**** RECORDED INFORMATION ****

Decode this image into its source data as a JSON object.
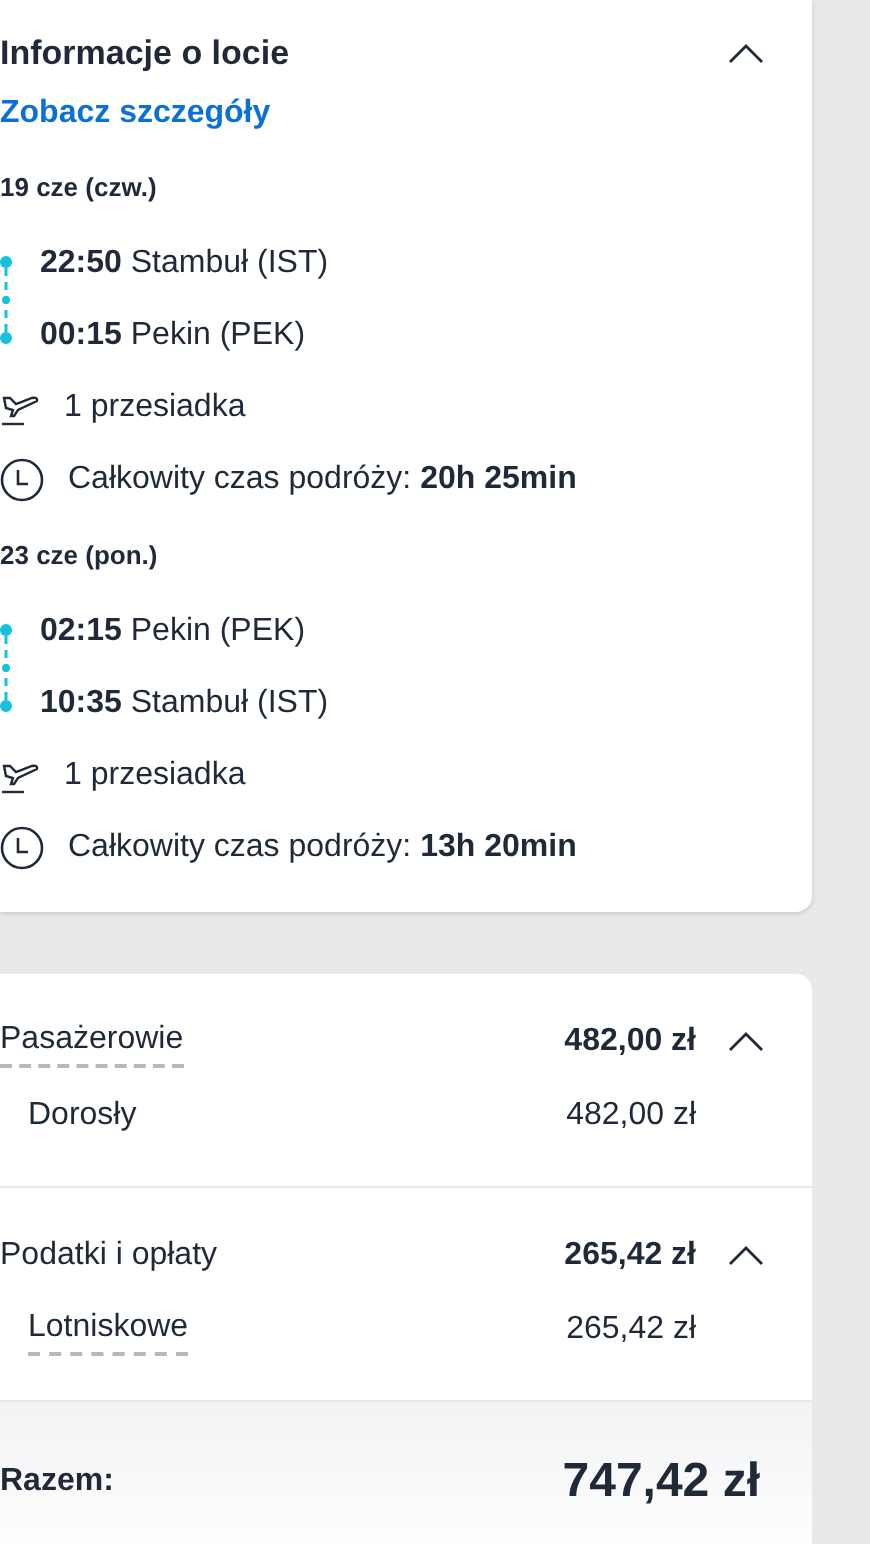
{
  "flight_info": {
    "title": "Informacje o locie",
    "expanded": true,
    "details_link": "Zobacz szczegóły",
    "segments": [
      {
        "date": "19 cze (czw.)",
        "stops": [
          {
            "time": "22:50",
            "place": "Stambuł (IST)"
          },
          {
            "time": "00:15",
            "place": "Pekin (PEK)"
          }
        ],
        "transfers": "1 przesiadka",
        "total_label": "Całkowity czas podróży:",
        "total_value": "20h 25min"
      },
      {
        "date": "23 cze (pon.)",
        "stops": [
          {
            "time": "02:15",
            "place": "Pekin (PEK)"
          },
          {
            "time": "10:35",
            "place": "Stambuł (IST)"
          }
        ],
        "transfers": "1 przesiadka",
        "total_label": "Całkowity czas podróży:",
        "total_value": "13h 20min"
      }
    ]
  },
  "price": {
    "groups": [
      {
        "label": "Pasażerowie",
        "underlined": true,
        "amount": "482,00 zł",
        "expanded": true,
        "items": [
          {
            "label": "Dorosły",
            "underlined": false,
            "amount": "482,00 zł"
          }
        ]
      },
      {
        "label": "Podatki i opłaty",
        "underlined": false,
        "amount": "265,42 zł",
        "expanded": true,
        "items": [
          {
            "label": "Lotniskowe",
            "underlined": true,
            "amount": "265,42 zł"
          }
        ]
      }
    ],
    "total": {
      "label": "Razem:",
      "amount": "747,42 zł"
    }
  }
}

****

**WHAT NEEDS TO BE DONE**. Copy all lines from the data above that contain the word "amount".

**FINISHED EXERCISE**.
        "amount": "482,00 zł",
            "amount": "482,00 zł"
        "amount": "265,42 zł",
            "amount": "265,42 zł"
      "amount": "747,42 zł"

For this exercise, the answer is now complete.